One day in March, a guy from Harford County went to breakfast at Jimmy's in Fells Point for the first time ever, then visited a Coast Guard cutter at Thames and Broadway. This fellow does not strike me as easily amused, but you'd have thought he'd been to Disney World and back. His wife, daughter and fellow travelers from Baltimore's sprawling outback were delighted by the adventure.
"Twenty years in Baltimore and we've never been to Fells Point," he said. "What else have I missed?"
Like - just guessing - everything?
But that's OK. That's life around the Queen City of the Patapsco Drainage Basin. Unless they work downtown, a lot people who live in the suburbs of Baltimore see little need to come here except for maybe an Orioles or Ravens game, or a visit to Harborplace. They're otherwise occupied - browsing the Internet, watching television, driving their kids to soccer games - or, for lack of a clinical term, afraid. Studies have shown that two out of three Americans use television as their main source of news. Consider the Baltimore that's presented nightly on local television news, and there's little wonder people feel that way.

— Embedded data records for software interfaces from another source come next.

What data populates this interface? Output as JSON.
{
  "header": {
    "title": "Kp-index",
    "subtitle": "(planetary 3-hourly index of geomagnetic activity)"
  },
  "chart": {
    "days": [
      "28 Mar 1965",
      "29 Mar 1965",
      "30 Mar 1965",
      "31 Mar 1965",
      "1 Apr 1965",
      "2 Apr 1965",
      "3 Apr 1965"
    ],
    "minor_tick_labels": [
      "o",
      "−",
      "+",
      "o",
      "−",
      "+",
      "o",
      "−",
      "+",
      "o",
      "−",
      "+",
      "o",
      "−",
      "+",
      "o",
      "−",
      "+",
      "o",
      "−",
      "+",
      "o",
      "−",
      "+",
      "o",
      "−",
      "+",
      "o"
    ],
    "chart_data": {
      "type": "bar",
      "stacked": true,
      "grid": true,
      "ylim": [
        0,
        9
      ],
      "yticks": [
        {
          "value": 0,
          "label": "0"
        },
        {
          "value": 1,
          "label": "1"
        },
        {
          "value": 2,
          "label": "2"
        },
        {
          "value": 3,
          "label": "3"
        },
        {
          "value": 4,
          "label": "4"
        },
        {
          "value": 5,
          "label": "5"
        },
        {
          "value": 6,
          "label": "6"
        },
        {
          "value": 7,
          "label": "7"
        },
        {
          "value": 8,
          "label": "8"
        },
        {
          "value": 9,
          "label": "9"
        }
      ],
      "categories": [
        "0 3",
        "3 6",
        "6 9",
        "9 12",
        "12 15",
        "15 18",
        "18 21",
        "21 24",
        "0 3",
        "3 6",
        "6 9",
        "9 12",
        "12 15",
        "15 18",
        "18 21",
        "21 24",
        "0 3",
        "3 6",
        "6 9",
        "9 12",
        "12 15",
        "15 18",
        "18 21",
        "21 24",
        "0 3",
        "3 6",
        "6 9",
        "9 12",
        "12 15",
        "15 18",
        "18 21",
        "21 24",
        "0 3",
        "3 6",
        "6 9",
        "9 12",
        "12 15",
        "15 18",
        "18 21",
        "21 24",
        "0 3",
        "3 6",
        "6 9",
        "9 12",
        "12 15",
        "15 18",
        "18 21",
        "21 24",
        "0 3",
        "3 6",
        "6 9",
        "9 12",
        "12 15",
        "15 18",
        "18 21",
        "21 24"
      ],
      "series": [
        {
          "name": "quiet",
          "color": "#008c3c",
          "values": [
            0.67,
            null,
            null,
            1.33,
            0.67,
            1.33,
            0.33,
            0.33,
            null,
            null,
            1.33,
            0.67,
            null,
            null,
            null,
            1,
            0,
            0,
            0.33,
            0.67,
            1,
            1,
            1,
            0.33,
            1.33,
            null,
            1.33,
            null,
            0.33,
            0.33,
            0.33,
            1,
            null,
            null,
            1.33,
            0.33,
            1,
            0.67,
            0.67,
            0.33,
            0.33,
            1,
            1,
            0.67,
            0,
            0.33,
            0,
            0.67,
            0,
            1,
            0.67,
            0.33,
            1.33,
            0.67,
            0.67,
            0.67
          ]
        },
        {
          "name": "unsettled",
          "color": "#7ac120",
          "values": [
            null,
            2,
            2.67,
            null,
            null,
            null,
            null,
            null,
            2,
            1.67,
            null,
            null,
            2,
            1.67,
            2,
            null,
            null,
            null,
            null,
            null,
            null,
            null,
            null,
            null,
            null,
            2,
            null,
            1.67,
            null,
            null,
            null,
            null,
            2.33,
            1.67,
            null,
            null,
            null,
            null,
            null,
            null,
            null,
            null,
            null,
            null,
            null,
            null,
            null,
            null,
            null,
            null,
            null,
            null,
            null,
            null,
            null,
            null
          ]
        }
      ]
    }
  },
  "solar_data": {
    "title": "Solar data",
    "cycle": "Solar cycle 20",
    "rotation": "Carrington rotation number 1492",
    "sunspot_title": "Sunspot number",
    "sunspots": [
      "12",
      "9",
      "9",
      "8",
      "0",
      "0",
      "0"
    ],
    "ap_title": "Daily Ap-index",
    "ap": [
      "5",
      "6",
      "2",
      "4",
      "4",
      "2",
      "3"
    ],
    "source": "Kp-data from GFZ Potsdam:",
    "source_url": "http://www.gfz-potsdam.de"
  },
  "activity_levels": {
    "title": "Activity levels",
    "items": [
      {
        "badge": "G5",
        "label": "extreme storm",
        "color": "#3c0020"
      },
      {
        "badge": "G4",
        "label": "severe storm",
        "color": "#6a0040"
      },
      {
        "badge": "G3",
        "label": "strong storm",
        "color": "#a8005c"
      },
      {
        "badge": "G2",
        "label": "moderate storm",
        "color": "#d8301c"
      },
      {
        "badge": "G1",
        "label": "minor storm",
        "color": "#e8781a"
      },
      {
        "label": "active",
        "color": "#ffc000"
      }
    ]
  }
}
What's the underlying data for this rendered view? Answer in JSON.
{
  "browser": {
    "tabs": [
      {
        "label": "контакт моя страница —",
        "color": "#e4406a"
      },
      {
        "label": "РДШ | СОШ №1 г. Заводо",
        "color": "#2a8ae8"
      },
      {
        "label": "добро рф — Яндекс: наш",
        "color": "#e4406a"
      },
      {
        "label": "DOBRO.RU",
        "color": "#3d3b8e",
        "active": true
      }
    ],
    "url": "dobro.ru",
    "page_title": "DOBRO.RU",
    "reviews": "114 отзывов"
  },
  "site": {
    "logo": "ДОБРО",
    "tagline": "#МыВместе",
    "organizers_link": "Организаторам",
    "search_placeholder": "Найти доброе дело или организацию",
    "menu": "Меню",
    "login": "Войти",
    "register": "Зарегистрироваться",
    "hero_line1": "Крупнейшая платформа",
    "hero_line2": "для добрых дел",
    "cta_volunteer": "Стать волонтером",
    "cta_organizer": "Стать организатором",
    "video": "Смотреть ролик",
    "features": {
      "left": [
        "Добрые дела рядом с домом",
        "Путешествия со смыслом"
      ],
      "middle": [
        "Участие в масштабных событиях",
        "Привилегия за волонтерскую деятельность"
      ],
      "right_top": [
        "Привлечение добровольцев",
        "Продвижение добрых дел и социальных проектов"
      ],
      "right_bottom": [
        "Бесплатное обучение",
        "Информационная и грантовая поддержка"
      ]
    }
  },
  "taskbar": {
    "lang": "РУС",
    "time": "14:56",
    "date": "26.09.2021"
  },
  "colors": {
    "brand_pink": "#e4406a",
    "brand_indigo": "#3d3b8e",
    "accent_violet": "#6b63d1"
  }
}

But there's a lot more to this than fear.
Those of us who live here take the familiar for granted. We forget what we have.
A whole oyster season comes and goes, and I'll forget to indulge a cherished annual ritual - a dozen with cold beer at Cross Street Market among friends and good-natured, oyster-slurping strangers. I keep meaning to put the bocce team back together for the St. Anthony Festival in Little Italy; I've had this intention for about seven years now. I haven't listened to jazz in the New Haven Lounge in at least five.
You know it's a great place, despite the winos on the parking lot, but when was the last time you actually went shopping at Lexington Market? There are people who still express regret that Haussner's closed in 1999 - even though they hadn't gone there since 1979.
It's May again. The horses are running at Old Hilltop, and where are you?
It's nice to be able to brag about Baltimore hosting the Preakness, but when was the last time you went to its home, Pimlico Race Course?
Do you ever think about taking an afternoon off to sit in the sun and make a few bets?
I know: It involves money and gambling. So does the Lottery. So does the stock market. The next azalea bush you buy could die.
Simple rule: When you go to Pimlico, take only money you can afford to lose, and leave the ATM card at home.
The other day, my friends - I'm going to call them by their track names - Beatle Frank, Montana Kid and Kishka Burger had lunch in the Terrace Dining Room overlooking the race course. The food was excellent and reasonably priced, and we were able to chat and laugh, eat, study the charts, engage in some amateurish handicapping and bet on a few races.
We had a great time.
The first two women who walked past our table were chewing and snapping gum. The Red Hat Divas were there, a group of women of a certain age in outrageous purple dresses and large red hats. Serious bettors sat by themselves, tables covered with newspapers and notes. Through the large windows of the dining room, we could see not only beautiful 4-year-olds making the clubhouse turn, but, below us, a middle-age guy in loud Hawaiian shirt engaged in a mating ritual with a young woman in a halter top. (Beatle Frank concluded that the guy succeeded in his romantic overtures; he and the woman were gone by the sixth race.) I was reminded - and am reminded every time I go to Pimlico - how much I enjoy the track scene, the opportunity it presents to see superb animals running on dirt and turf and to observe all kinds of people.
I should go more often. I was so painfully rusty I had to ask the nice fellow at the pari-mutuel window to remind me how to box a trifecta. I picked the first three finishers in one race, and that hasn't happened in years. I didn't have much other luck and dropped about $40.
Winning isn't it for me.
I visit Pimlico just to sit in the sun, drink a beer and watch horses. I've taken my wife and kids on Mother's Day. It's all good, if you don't become obsessive and stupid about the betting.
We keep hearing warnings about the demise of Pimlico, and there has been talk about the owners of the track moving the Preakness.
Racing barons keep saying Maryland must put slot machines at tracks to save the thoroughbred industry. I'm sick of that debate; let them have slots, if it will keep the Preakness and Pimlico here.
More important is the public's connection with the track. I don't know what it will take to bring more people back - free parking and admission would be good, maybe some night racing - but I do know this: Wherever you live, Harford County or Harford Road, it would do you and the track some good to make a visit to Pimlico soon.
"Baltimoreans love to reminisce about things that were here and are now gone," Kishka Burger said the other day. "They especially like to remember things they never did."
I will probably burn in hell for suggesting it, but I'm suggesting you play hooky one afternoon and go to the track. You don't want to live here, or near here, and miss this.